When I hear the first dull footsteps and maybe the sound of the kettle, I’ll think about joining Mark on the lake. But mostly I’ll drift off again, to no doubt be told of the superb action I’ve missed when I’m having breakfast and Mark returns. When he reports on the amazing midge fishing (it’s always extra amazing when you’re not there), I may feel just a twinge of guilt for not going, although it will quickly be replaced by the knowledge that the days are long in summer in Tassie, and there will be many more hours of chances.
But now I’m side-tracked by the fishing and I have to pull back to continue talking about the shack. It’s small, but it’s solid and most importantly, snug. Even in summer, we often get a snowfall or a frost, so a warm, weatherproof retreat is invaluable. While I can easily get immersed in the raw beauty of fishing a highland lake in a blizzard, stepping out of a dripping jacket and waders, and into the shelter of the shack, has its own charm. It is time to have a seat, a hot drink and a snack while the local fallow deer and the wallabies, seemingly immune to the weather, graze outside.
I go to Tassie to fish, but really bad weather delaying a start, or an early finish after a brilliant day of fishing (two polar ends of the spectrum), might see the shack as a social hub for an hour or so. One of the charms of the shack is its proximity to many friends who have also fallen for the delights of shack life (some lucky ones for weeks or even months on end) and who are only a short walk away through the tussocks and gnarled gums. We visit them or they visit us and there is plenty of dissection of recent sessions on the water, and even more talk about what lies in store. The past is certainty, but the future is possibility!
I’ve never been much of a communal fisher, usually preferring the company of one or two like-minded (read keen) anglers, over what John Gierach describes as ‘a committee’. However, shack life gives me a glimpse of the appeal of this more social way of fishing. With no conscious effort, the shack community is exactly that. Break a rod, ding a reel or spring a wader leak, and your many neighbours will leap to mend or replace the item. It goes without saying that you will always walk in the door to a cuppa or something more convivial; depending on the time of day.
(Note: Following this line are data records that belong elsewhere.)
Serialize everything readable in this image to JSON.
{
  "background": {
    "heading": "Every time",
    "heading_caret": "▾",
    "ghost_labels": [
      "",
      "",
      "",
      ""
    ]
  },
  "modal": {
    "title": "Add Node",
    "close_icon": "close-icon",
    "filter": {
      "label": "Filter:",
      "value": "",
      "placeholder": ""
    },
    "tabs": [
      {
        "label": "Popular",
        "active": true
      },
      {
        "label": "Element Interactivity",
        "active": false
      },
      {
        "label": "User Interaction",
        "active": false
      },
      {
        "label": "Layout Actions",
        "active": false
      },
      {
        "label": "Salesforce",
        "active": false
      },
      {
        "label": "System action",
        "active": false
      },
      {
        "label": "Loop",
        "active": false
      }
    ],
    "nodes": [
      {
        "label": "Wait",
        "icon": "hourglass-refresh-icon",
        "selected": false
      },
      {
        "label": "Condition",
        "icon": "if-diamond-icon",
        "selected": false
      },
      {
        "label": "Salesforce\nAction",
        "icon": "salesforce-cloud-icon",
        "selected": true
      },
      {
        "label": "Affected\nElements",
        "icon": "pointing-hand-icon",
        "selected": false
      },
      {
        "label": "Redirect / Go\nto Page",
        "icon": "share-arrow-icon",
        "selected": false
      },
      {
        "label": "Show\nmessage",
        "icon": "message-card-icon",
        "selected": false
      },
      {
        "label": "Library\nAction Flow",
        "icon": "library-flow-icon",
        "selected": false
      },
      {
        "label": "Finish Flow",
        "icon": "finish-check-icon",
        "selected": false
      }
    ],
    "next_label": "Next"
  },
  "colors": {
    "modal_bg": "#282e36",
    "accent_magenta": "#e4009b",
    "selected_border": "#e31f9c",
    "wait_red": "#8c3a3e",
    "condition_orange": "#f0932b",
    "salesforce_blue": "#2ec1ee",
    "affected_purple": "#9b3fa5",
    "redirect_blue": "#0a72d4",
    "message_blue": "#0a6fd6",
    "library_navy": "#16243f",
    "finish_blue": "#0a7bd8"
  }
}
But I’ve also learnt not to be surprised by the impromptu offer of a meal.
As I write, the shack is sitting there empty and perhaps just a touch lonely to look at. Yet by tomorrow night, the stove will be lit, the lights will be on, and hopefully the first of many fishing stories will be being told.